are taken into account. Indeed, if the Panel adopts a factual approach to the
Respondent’s behavior (similar to the one applied in many decisions adopted
under the Policy such as Telstra Corporation Limited v. Nuclear Marshmallows,
WIPO Case No. D2000-0003; DCI S.A.
v. Link Commercial Corporation, WIPO Case
No. D2000-1232 or eBay, Inc. v. Sunho Hong, WIPO
Case No. D2000-1633), it is quite clear that the "passive use"
held by the Respondent must be considered "bad faith" as considered
by the Policy. In order to get to this conclusion the following facts must be
taken into account:
- The HARRODS trademark is well known in the US, where the Respondent seems to be located.
- The Respondent has not replied to the letters sent by the Complainant, nor has filed a response to the Complaint filed in this proceeding.
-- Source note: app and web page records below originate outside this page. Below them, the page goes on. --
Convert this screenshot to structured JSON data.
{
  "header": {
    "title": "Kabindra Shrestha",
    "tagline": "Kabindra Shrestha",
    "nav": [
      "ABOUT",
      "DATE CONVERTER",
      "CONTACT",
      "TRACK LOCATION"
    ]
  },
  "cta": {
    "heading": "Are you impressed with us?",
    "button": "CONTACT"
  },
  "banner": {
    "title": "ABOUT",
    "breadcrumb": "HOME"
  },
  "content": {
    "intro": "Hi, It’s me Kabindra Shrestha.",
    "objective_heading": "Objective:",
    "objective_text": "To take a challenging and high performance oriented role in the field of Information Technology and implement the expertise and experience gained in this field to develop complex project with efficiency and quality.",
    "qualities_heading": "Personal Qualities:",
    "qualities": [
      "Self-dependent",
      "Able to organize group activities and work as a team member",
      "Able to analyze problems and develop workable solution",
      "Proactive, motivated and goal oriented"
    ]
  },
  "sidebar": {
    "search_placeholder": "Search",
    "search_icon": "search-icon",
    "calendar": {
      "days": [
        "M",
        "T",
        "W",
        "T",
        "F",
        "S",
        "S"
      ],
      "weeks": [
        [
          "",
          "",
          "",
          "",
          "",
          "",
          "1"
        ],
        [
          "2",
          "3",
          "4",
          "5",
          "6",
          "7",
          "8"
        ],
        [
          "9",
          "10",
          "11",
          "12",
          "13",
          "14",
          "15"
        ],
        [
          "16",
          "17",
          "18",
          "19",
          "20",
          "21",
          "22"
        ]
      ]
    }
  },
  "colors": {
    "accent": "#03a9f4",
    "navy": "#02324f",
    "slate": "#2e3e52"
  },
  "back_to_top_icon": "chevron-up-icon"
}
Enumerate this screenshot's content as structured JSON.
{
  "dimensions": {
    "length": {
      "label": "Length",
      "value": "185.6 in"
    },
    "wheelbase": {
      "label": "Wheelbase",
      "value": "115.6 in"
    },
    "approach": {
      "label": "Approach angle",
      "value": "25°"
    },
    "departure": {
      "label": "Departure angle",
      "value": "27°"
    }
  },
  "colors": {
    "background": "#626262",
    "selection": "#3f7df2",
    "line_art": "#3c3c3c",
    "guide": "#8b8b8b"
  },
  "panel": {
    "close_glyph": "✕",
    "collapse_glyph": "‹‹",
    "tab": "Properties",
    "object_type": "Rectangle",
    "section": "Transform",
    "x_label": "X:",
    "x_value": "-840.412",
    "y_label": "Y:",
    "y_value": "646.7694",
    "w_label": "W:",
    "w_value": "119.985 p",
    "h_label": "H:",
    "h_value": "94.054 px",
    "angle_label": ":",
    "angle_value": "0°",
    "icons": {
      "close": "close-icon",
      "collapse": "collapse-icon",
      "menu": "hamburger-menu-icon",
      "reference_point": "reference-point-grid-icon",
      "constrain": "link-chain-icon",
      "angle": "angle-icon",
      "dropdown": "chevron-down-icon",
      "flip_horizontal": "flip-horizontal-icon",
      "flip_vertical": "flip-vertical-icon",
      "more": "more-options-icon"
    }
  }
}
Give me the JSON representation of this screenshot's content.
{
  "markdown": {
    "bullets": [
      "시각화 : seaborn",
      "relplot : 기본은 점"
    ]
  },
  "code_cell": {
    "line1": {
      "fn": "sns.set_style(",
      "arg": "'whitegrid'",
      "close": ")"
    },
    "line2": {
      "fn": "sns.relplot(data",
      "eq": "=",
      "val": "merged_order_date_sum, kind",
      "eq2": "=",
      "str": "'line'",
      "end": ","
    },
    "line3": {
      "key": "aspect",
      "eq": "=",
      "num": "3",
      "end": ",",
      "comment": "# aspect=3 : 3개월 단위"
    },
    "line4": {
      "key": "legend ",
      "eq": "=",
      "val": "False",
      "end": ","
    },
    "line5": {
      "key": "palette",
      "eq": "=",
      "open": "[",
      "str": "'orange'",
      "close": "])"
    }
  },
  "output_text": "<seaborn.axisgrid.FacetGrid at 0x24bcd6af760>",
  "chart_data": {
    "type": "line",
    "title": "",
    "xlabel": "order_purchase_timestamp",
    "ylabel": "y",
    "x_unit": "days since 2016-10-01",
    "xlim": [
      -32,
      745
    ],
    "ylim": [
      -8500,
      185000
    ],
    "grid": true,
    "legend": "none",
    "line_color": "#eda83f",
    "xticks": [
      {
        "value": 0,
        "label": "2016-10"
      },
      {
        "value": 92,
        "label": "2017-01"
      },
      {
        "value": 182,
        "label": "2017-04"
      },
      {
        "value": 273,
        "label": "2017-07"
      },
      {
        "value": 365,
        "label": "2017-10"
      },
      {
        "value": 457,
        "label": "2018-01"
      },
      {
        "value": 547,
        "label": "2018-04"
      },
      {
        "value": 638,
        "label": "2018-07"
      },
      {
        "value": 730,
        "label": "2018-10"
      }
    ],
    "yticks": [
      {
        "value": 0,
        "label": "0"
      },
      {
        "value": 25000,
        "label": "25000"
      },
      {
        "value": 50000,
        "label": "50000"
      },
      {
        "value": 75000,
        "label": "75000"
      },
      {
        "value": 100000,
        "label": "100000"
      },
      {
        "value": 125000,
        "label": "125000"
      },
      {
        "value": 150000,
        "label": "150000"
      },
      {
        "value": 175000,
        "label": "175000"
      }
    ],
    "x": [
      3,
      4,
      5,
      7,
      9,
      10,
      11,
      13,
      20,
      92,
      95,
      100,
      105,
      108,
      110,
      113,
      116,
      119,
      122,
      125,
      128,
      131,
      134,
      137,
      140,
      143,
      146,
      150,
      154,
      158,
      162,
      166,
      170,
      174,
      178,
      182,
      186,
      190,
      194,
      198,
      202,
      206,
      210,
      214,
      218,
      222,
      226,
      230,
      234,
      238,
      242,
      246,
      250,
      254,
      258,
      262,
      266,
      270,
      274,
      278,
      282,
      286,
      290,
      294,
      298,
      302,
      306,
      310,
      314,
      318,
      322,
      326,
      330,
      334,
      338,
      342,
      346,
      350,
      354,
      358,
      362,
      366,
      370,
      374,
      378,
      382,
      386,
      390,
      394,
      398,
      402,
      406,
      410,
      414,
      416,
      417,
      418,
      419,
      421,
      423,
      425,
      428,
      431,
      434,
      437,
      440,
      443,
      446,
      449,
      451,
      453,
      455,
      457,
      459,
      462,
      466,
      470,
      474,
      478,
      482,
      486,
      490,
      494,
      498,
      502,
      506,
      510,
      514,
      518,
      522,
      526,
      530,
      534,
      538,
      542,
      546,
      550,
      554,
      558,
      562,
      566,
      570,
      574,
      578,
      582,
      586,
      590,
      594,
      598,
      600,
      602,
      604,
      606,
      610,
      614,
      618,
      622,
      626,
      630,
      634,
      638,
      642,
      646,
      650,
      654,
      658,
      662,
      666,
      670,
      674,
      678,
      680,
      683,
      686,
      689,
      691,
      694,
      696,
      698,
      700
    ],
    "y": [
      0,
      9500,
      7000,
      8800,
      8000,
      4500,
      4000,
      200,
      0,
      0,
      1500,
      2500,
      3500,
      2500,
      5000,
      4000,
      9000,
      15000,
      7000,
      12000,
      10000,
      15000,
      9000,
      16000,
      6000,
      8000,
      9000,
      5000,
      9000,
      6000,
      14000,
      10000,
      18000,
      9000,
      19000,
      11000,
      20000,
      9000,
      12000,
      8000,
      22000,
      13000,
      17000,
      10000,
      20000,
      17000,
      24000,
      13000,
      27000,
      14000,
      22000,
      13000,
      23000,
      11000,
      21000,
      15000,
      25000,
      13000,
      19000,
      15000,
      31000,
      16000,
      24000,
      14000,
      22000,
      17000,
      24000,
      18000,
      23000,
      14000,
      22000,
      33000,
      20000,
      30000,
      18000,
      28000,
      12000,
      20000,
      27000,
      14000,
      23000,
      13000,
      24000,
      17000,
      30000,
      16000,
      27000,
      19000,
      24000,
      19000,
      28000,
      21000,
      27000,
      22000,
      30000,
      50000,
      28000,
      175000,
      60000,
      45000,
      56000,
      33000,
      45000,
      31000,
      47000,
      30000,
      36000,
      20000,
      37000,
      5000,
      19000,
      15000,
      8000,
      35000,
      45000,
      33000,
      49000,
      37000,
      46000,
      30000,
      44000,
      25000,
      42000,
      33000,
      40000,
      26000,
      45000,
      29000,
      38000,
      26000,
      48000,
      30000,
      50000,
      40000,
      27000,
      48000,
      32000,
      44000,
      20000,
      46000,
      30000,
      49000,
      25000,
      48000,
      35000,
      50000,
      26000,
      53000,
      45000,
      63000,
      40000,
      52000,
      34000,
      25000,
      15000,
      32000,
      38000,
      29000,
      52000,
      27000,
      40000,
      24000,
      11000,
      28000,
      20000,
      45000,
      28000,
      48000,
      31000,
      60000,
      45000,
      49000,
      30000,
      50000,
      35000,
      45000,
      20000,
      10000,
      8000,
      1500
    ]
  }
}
In consequence, the Respondent has not provided the Panel with any element or evidence of good faith in regards of the registration and use of the disputed domain names.
- The Respondent did apparently post false contact information on the Whois database when it registered the disputed domain names and has kept it up to date. Such a behavior constitutes a clear breach of Article 4 of the Domain Discover’s registration agreement, which does expressly require the registrant to provide accurate and reliable contact information and promptly correct and update it.
Taking into account the above-mentioned arguments, the Panel concludes that the evidence shown by the Complainant regarding the Respondent’s passive holding of the disputed domain names satisfy the requirements foreseen by the Policy.
As a consequence, the Panel considers that the Complainant has been able to prove that the Respondent registered and has used the disputed domain names in bad faith, fulfilling the requirements set out by paragraph 4(a)(iii) of the Policy.
For all the foregoing reasons, in accordance with paragraphs 4(i) of the Policy and 15 of the Rules, the Panel orders that the domain names <harrodschicago.com> and <chicagoharrods.com> be transferred to the Complainant.
Albert Agustinoy Guilayn
Dated: November 25, 2003